Bear Trail Voeren – October 27, 2014 – 56k – 05:51:41 – StravaEndomondo – 26/94 (PDF link)
So happy yet again! ๐Ÿ˜€

BearTrailCompilation
Compilation of my run ๐Ÿ™‚

Thank you for reading my report! ๐Ÿ™‚

100kSmall

100k In One Week!

The commuting on foot has started last week and because of all the good weather and the “hey-it’s-new” spirit I added some extra mileage and everyday and just like that something happened that I have been dreaming of for a while now: the 100km in one week came in sight.

After Friday I was already at ~65k and I knew that Saturday I was running at least 25k at the HMS Vindictive Memorial Run. This meant coming short 10k in total.

Option 1 was adding an extra 10k to the Memorial Run.
Option 2 was running on Sunday.

As I started feeling that my body needed some rest, option 2 was soon out of the window, which meant I laced up an hour early for my race and headed out.
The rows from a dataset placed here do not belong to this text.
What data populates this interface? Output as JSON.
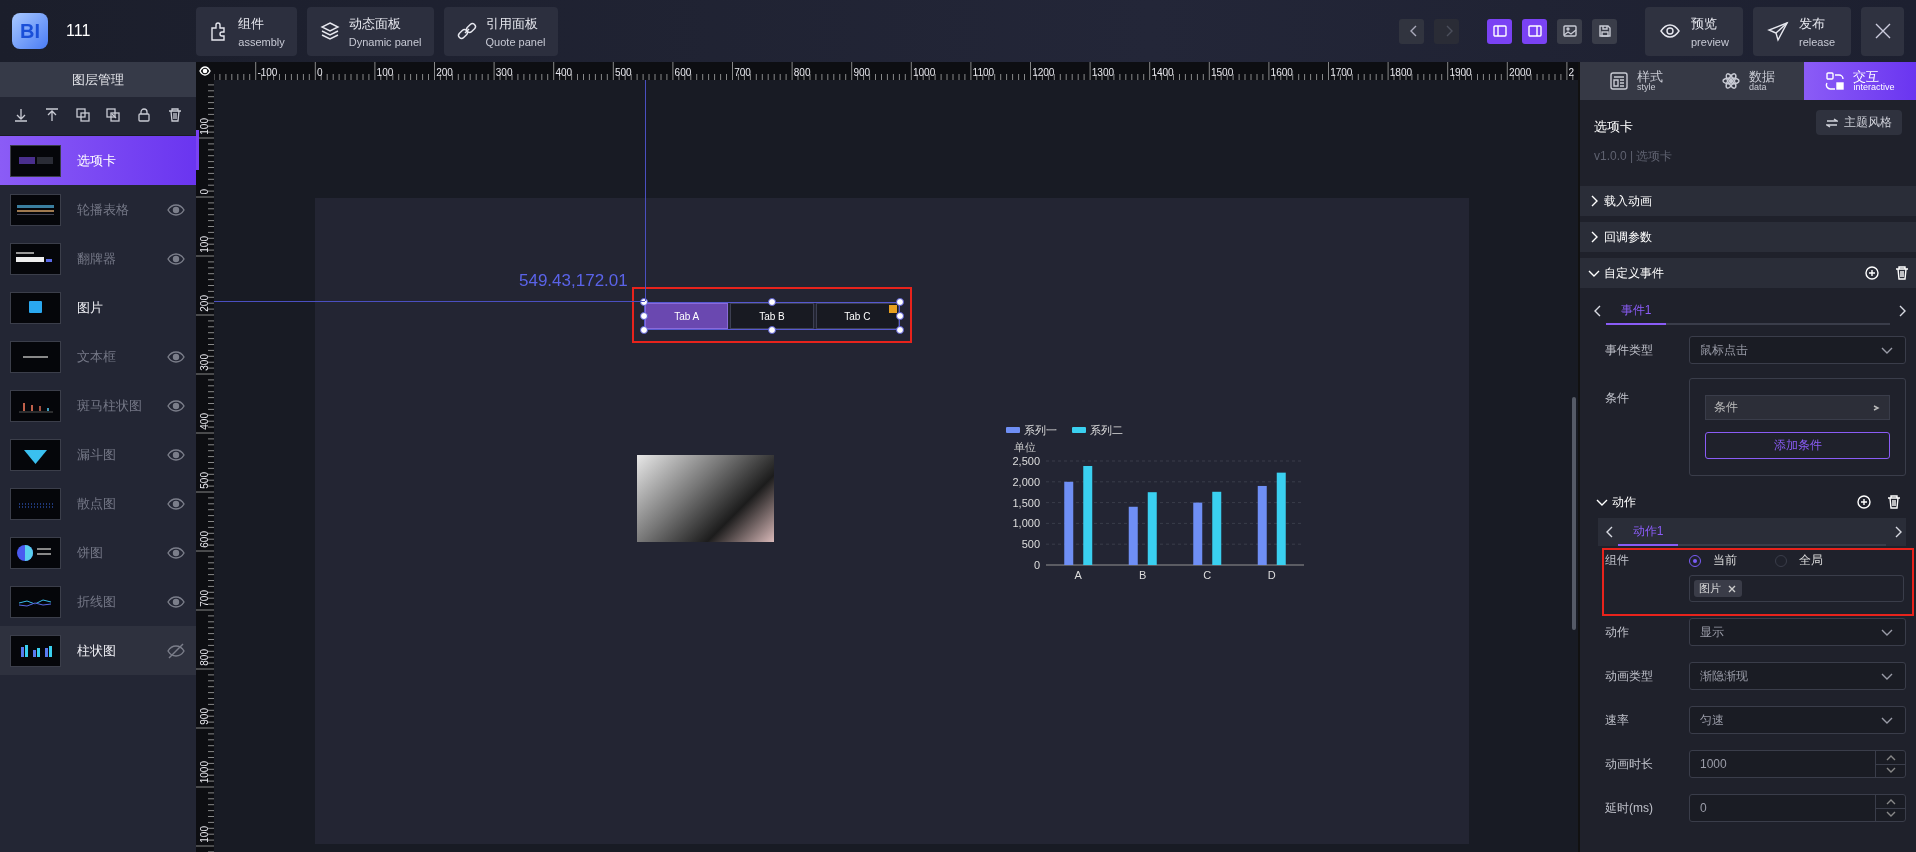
{
  "app": {
    "logo": "BI",
    "title": "111"
  },
  "toolbar": [
    {
      "label": "组件",
      "sublabel": "assembly",
      "kind": "puzzle"
    },
    {
      "label": "动态面板",
      "sublabel": "Dynamic panel",
      "kind": "layers"
    },
    {
      "label": "引用面板",
      "sublabel": "Quote panel",
      "kind": "link"
    }
  ],
  "nav": [
    {
      "kind": "back",
      "disabled": false
    },
    {
      "kind": "forward",
      "disabled": true
    }
  ],
  "toggles": [
    {
      "kind": "left-panel",
      "on": true
    },
    {
      "kind": "right-panel",
      "on": true
    },
    {
      "kind": "image",
      "on": false
    },
    {
      "kind": "save",
      "on": false
    }
  ],
  "actions": [
    {
      "label": "预览",
      "sublabel": "preview",
      "kind": "eye"
    },
    {
      "label": "发布",
      "sublabel": "release",
      "kind": "send"
    }
  ],
  "layers": {
    "title": "图层管理",
    "items": [
      {
        "name": "选项卡",
        "kind": "tabs",
        "selected": true,
        "hidden": false,
        "hovered": false
      },
      {
        "name": "轮播表格",
        "kind": "table",
        "selected": false,
        "hidden": true,
        "hovered": false
      },
      {
        "name": "翻牌器",
        "kind": "counter",
        "selected": false,
        "hidden": true,
        "hovered": false
      },
      {
        "name": "图片",
        "kind": "image",
        "selected": false,
        "hidden": false,
        "hovered": false
      },
      {
        "name": "文本框",
        "kind": "text",
        "selected": false,
        "hidden": true,
        "hovered": false
      },
      {
        "name": "斑马柱状图",
        "kind": "bars",
        "selected": false,
        "hidden": true,
        "hovered": false
      },
      {
        "name": "漏斗图",
        "kind": "funnel",
        "selected": false,
        "hidden": true,
        "hovered": false
      },
      {
        "name": "散点图",
        "kind": "scatter",
        "selected": false,
        "hidden": true,
        "hovered": false
      },
      {
        "name": "饼图",
        "kind": "pie",
        "selected": false,
        "hidden": true,
        "hovered": false
      },
      {
        "name": "折线图",
        "kind": "line",
        "selected": false,
        "hidden": true,
        "hovered": false
      },
      {
        "name": "柱状图",
        "kind": "bars2",
        "selected": false,
        "hidden": false,
        "hovered": true
      }
    ]
  },
  "ruler": {
    "x_labels": [
      "-100",
      "0",
      "100",
      "200",
      "300",
      "400",
      "500",
      "600",
      "700",
      "800",
      "900",
      "1000",
      "1100",
      "1200",
      "1300",
      "1400",
      "1500",
      "1600",
      "1700",
      "1800",
      "1900",
      "2000",
      "2"
    ],
    "y_labels": [
      "100",
      "0",
      "100",
      "200",
      "300",
      "400",
      "500",
      "600",
      "700",
      "800",
      "900",
      "1000",
      "100"
    ]
  },
  "canvas": {
    "cursor_readout": "549.43,172.01",
    "tabs": [
      {
        "label": "Tab A",
        "selected": true
      },
      {
        "label": "Tab B",
        "selected": false
      },
      {
        "label": "Tab C",
        "selected": false
      }
    ],
    "chart_data": {
      "type": "bar",
      "ylabel": "单位",
      "categories": [
        "A",
        "B",
        "C",
        "D"
      ],
      "series": [
        {
          "name": "系列一",
          "color": "#6f8ff5",
          "values": [
            2000,
            1400,
            1500,
            1900
          ]
        },
        {
          "name": "系列二",
          "color": "#3ad0f0",
          "values": [
            2380,
            1750,
            1760,
            2220
          ]
        }
      ],
      "legend": true,
      "grid": true,
      "ylim": [
        0,
        2500
      ],
      "yticks": [
        {
          "value": 0,
          "label": "0"
        },
        {
          "value": 500,
          "label": "500"
        },
        {
          "value": 1000,
          "label": "1,000"
        },
        {
          "value": 1500,
          "label": "1,500"
        },
        {
          "value": 2000,
          "label": "2,000"
        },
        {
          "value": 2500,
          "label": "2,500"
        }
      ]
    }
  },
  "inspector": {
    "tabs": [
      {
        "label": "样式",
        "sublabel": "style",
        "kind": "style",
        "selected": false
      },
      {
        "label": "数据",
        "sublabel": "data",
        "kind": "data",
        "selected": false
      },
      {
        "label": "交互",
        "sublabel": "interactive",
        "kind": "interactive",
        "selected": true
      }
    ],
    "component_name": "选项卡",
    "version": "v1.0.0 | 选项卡",
    "theme_button": "主题风格",
    "sections": [
      {
        "title": "载入动画",
        "expanded": false
      },
      {
        "title": "回调参数",
        "expanded": false
      }
    ],
    "custom_events": {
      "title": "自定义事件",
      "expanded": true,
      "tabs": [
        {
          "label": "事件1",
          "selected": true
        }
      ],
      "event_type": {
        "label": "事件类型",
        "value": "鼠标点击"
      },
      "conditions": {
        "label": "条件",
        "items": [
          "条件"
        ],
        "add_button": "添加条件"
      },
      "actions": {
        "title": "动作",
        "expanded": true,
        "tabs": [
          {
            "label": "动作1",
            "selected": true
          }
        ],
        "target": {
          "label": "组件",
          "options": [
            {
              "label": "当前",
              "selected": true
            },
            {
              "label": "全局",
              "selected": false
            }
          ],
          "tags": [
            "图片"
          ]
        },
        "fields": [
          {
            "label": "动作",
            "kind": "select",
            "value": "显示"
          },
          {
            "label": "动画类型",
            "kind": "select",
            "value": "渐隐渐现"
          },
          {
            "label": "速率",
            "kind": "select",
            "value": "匀速"
          },
          {
            "label": "动画时长",
            "kind": "number",
            "value": "1000"
          },
          {
            "label": "延时(ms)",
            "kind": "number",
            "value": "0"
          }
        ]
      }
    }
  }
}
The start was in my hometown, so I could run to the start point to get my bib.
Unfortunately, there was a queue at the bib-stand, which meant I still needed 2k after the 25k from the race.
Luckily there was an opportunity at the end to add an extra loop to my run, which I did and just like that I got to 100k in one week!

100kWeekStrava
Strava proof of my 100k week ๐Ÿ™‚
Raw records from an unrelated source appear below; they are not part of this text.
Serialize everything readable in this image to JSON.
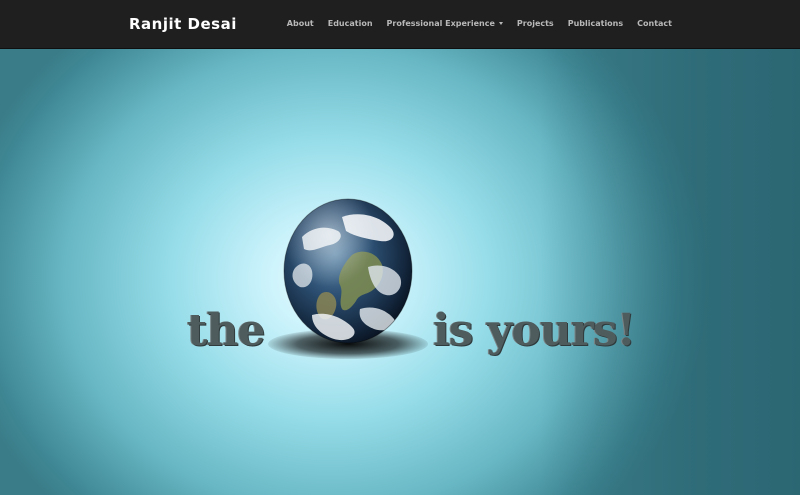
{
  "header": {
    "brand": "Ranjit Desai",
    "nav": [
      {
        "label": "About"
      },
      {
        "label": "Education"
      },
      {
        "label": "Professional Experience",
        "dropdown": true
      },
      {
        "label": "Projects"
      },
      {
        "label": "Publications"
      },
      {
        "label": "Contact"
      }
    ]
  },
  "hero": {
    "slogan_left": "the",
    "slogan_right": "is yours!",
    "globe_icon": "earth-globe"
  },
  "colors": {
    "navbar": "#1f1f1f",
    "brand_text": "#ffffff",
    "nav_text": "#b8b8b8",
    "hero_center": "#ecfdff",
    "hero_edge": "#2a6f7c",
    "slogan": "#4f5c5e"
  }
}
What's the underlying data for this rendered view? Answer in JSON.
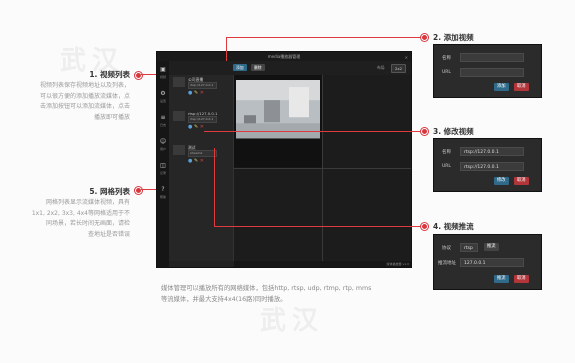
{
  "window": {
    "title": "media播放器管理",
    "toolbar": {
      "add_label": "添加",
      "delete_label": "删除",
      "layout_label": "布局",
      "layout_value": "2x2"
    },
    "nav": [
      "视频",
      "设置",
      "日志",
      "用户",
      "记录",
      "帮助"
    ],
    "playlist": [
      {
        "name": "公司直播",
        "url": "rtsp://127.0.0.1"
      },
      {
        "name": "rtsp://127.0.0.1",
        "url": "rtsp://127.0.0.1"
      },
      {
        "name": "测试",
        "url": "stream1"
      }
    ],
    "status": "媒体播放器 v1.0"
  },
  "annotations": {
    "video_list": {
      "title": "1. 视频列表",
      "text": "视频列表保存视频地址以及列表，\n可以很方便的添加播放流媒体，点\n击添加按钮可以添加流媒体，点击\n播放即可播放"
    },
    "grid_list": {
      "title": "5. 网格列表",
      "text": "网格列表显示流媒体视频，具有\n1x1, 2x2, 3x3, 4x4等网格适用于不\n同场景，若长时间无画面，请检\n查地址是否错误"
    },
    "add_video": {
      "title": "2. 添加视频"
    },
    "edit_video": {
      "title": "3. 修改视频"
    },
    "video_push": {
      "title": "4. 视频推流"
    }
  },
  "add_panel": {
    "name_label": "名称",
    "name_value": "",
    "url_label": "URL",
    "url_value": "",
    "ok_label": "添加",
    "cancel_label": "取消"
  },
  "edit_panel": {
    "name_label": "名称",
    "name_value": "rtsp://127.0.0.1",
    "url_label": "URL",
    "url_value": "rtsp://127.0.0.1",
    "ok_label": "修改",
    "cancel_label": "取消"
  },
  "push_panel": {
    "protocol_label": "协议",
    "protocol_value": "rtsp",
    "port_button": "推流",
    "addr_label": "推流地址",
    "addr_value": "127.0.0.1",
    "ok_label": "推流",
    "cancel_label": "取消"
  },
  "bottom_text": "媒体管理可以播放所有的网络媒体，包括http, rtsp, udp, rtmp, rtp, mms\n等流媒体，并最大支持4x4(16路)同时播放。",
  "watermark": "武汉"
}
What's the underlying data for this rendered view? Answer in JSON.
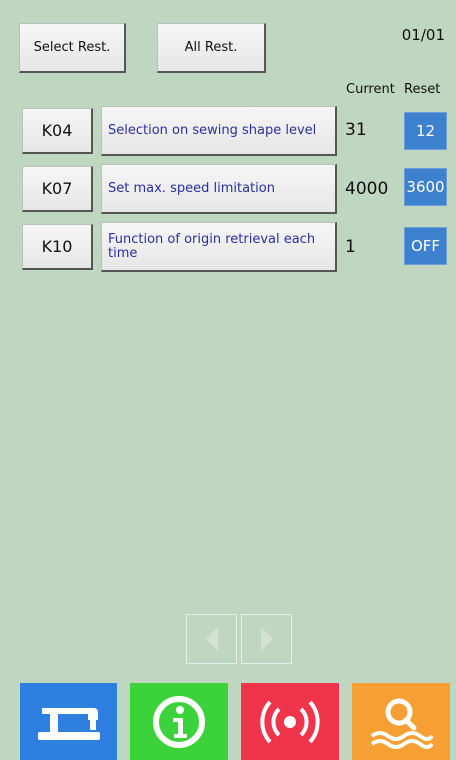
{
  "toolbar": {
    "select_rest_label": "Select Rest.",
    "all_rest_label": "All Rest."
  },
  "page_indicator": "01/01",
  "columns": {
    "current": "Current",
    "reset": "Reset"
  },
  "rows": [
    {
      "code": "K04",
      "description": "Selection on sewing shape level",
      "current": "31",
      "reset": "12"
    },
    {
      "code": "K07",
      "description": "Set max. speed limitation",
      "current": "4000",
      "reset": "3600"
    },
    {
      "code": "K10",
      "description": "Function of origin retrieval each time",
      "current": "1",
      "reset": "OFF"
    }
  ],
  "pagination": {
    "prev_icon": "chevron-left-icon",
    "next_icon": "chevron-right-icon"
  },
  "bottom_bar": [
    {
      "name": "sewing-machine-icon",
      "color": "#2f7fe0"
    },
    {
      "name": "info-icon",
      "color": "#3bd23b"
    },
    {
      "name": "signal-icon",
      "color": "#f0344c"
    },
    {
      "name": "search-icon",
      "color": "#f6a033"
    }
  ],
  "colors": {
    "background": "#bfd6c0",
    "reset_box": "#3d80cd",
    "description_text": "#2a2fa0"
  }
}
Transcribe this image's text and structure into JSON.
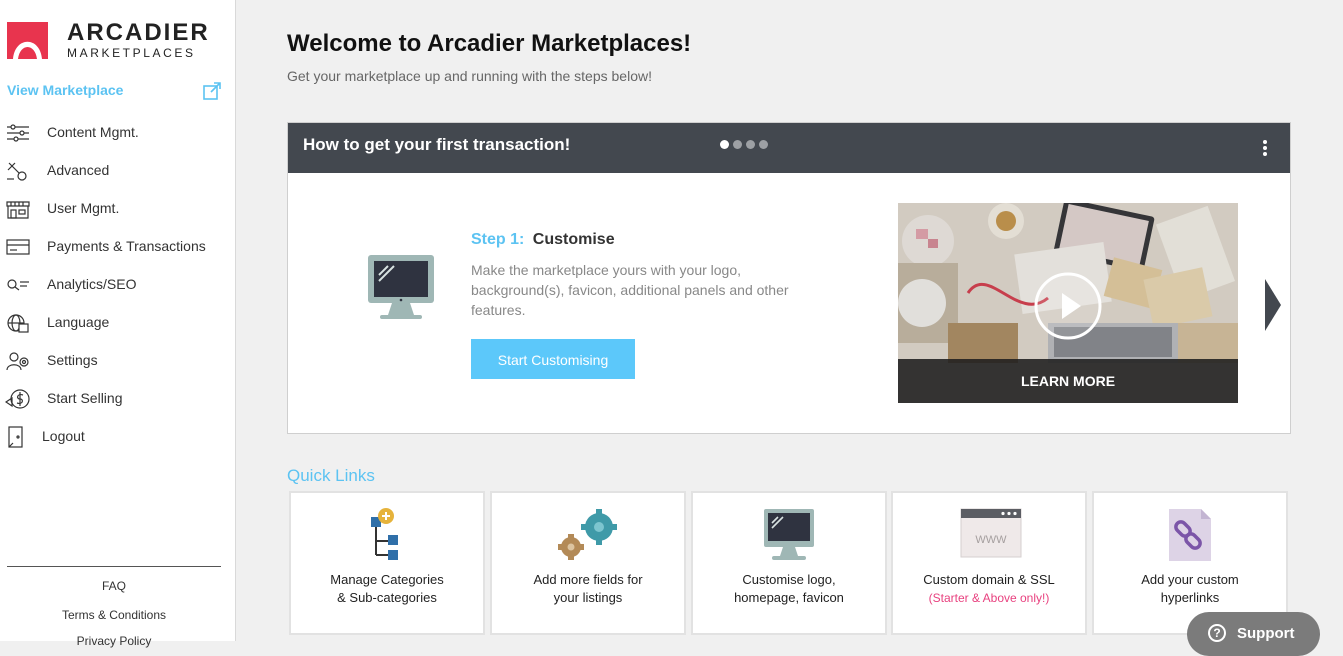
{
  "brand": {
    "name": "ARCADIER",
    "sub": "MARKETPLACES",
    "accent": "#5cc3f2",
    "logo_red": "#e8344e"
  },
  "sidebar": {
    "view_marketplace": "View Marketplace",
    "items": [
      {
        "label": "Content Mgmt.",
        "icon": "sliders-icon"
      },
      {
        "label": "Advanced",
        "icon": "advanced-tools-icon"
      },
      {
        "label": "User Mgmt.",
        "icon": "storefront-icon"
      },
      {
        "label": "Payments & Transactions",
        "icon": "credit-card-icon"
      },
      {
        "label": "Analytics/SEO",
        "icon": "search-analytics-icon"
      },
      {
        "label": "Language",
        "icon": "globe-icon"
      },
      {
        "label": "Settings",
        "icon": "settings-users-icon"
      },
      {
        "label": "Start Selling",
        "icon": "dollar-icon"
      },
      {
        "label": "Logout",
        "icon": "logout-icon"
      }
    ],
    "footer": {
      "faq": "FAQ",
      "terms": "Terms & Conditions",
      "privacy": "Privacy Policy"
    }
  },
  "main": {
    "title": "Welcome to Arcadier Marketplaces!",
    "subtitle": "Get your marketplace up and running with the steps below!",
    "card": {
      "title": "How to get your first transaction!",
      "dots_total": 4,
      "active_dot": 1,
      "step_number": "Step 1:",
      "step_name": "Customise",
      "step_description": "Make the marketplace yours with your logo, background(s), favicon, additional panels and other features.",
      "button": "Start Customising",
      "video_label": "LEARN MORE"
    },
    "quick_links": {
      "title": "Quick Links",
      "items": [
        {
          "line1": "Manage Categories",
          "line2": "& Sub-categories",
          "note": "",
          "icon": "category-tree-icon"
        },
        {
          "line1": "Add more fields for",
          "line2": "your listings",
          "note": "",
          "icon": "gears-icon"
        },
        {
          "line1": "Customise logo,",
          "line2": "homepage, favicon",
          "note": "",
          "icon": "monitor-icon"
        },
        {
          "line1": "Custom domain & SSL",
          "line2": "",
          "note": "(Starter & Above only!)",
          "icon": "browser-www-icon"
        },
        {
          "line1": "Add your custom",
          "line2": "hyperlinks",
          "note": "",
          "icon": "link-file-icon"
        }
      ]
    }
  },
  "support": {
    "label": "Support"
  }
}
So Happy ๐Ÿ™‚

I felt more tired this week, so it’s clear my body needs adapting to higher mileage weeks, but I really would like to run some more weeks like this before I tackle another ultra…
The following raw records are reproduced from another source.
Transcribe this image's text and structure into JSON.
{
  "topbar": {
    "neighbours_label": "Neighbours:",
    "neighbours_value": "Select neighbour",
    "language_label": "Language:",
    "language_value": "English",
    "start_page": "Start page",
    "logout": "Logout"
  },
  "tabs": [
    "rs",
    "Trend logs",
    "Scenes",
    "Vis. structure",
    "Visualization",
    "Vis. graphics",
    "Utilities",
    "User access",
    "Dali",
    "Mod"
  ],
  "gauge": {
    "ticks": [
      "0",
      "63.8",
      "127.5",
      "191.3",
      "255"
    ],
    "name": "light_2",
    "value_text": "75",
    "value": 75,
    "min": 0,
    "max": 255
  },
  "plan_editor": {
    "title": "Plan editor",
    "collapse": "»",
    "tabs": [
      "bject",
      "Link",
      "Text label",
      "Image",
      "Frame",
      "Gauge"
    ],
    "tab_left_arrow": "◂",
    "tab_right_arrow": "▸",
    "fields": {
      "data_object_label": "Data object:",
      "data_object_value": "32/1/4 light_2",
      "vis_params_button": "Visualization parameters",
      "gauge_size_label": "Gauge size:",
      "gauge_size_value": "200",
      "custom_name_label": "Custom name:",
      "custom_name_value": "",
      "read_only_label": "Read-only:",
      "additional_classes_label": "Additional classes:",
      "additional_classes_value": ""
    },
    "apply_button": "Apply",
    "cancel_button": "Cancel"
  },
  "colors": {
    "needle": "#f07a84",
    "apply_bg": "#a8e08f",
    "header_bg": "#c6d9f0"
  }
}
How much do you run a week?
Do you have a “dream” distance you’d like to get to?

VindictiveFeaturedImage

Race Recap: HMS Vindictive Memoral Run

Last saturday I ran the HMS Vindictive Memorial Run.

Early in 1918 she was fitted out for the Zeebrugge Raid. Most of her guns were replaced by howitzers, flame-throwers and mortars. On 23 April 1918 she was in fierce action at Zeebrugge when she went alongside the mole, and her upperworks were badly damaged by gunfire, her Captain, Alfred Carpenter was awarded a Victoria Cross for his actions during the raid. This event was famously painted by Charles de Lacy, the painting hangs in the Britannia Royal Naval College.[3]
Source: wikipedia

As I am from Zeebrugge this is a nice way to commemorate the 100 year war.
I call it a race recap, yet it actually is what the name says it is, a memorial run.
We had a bib, but no chip, no timings were kept.

We ran from Zeebrugge to Oostende which is about 25km and it’s nice to run in one direction for a change.

It’s the second time this run is held and last year we had a strong headwind, which made it very heavy.
This year there was a lot of wind as well, but we had it in our back, so this helped a lot.

There was a man who ran the whole way in an army vest and combat boots. Respectยฒ for him.

In the end we had to return our bib and got โ‚ฌ2 back, which we could donate to the Marine Cadets (which I obviously did), so it’s a nice way to sponsor Great War related causes while actually having fun.

The race itself was fairly easy for me as I ran together with a friend who’s longest run in the last year was about 10k. So it was at an easy pace, I just enjoyed the weather and the company and got my miles in ๐Ÿ™‚

 

Do you race for the first great war?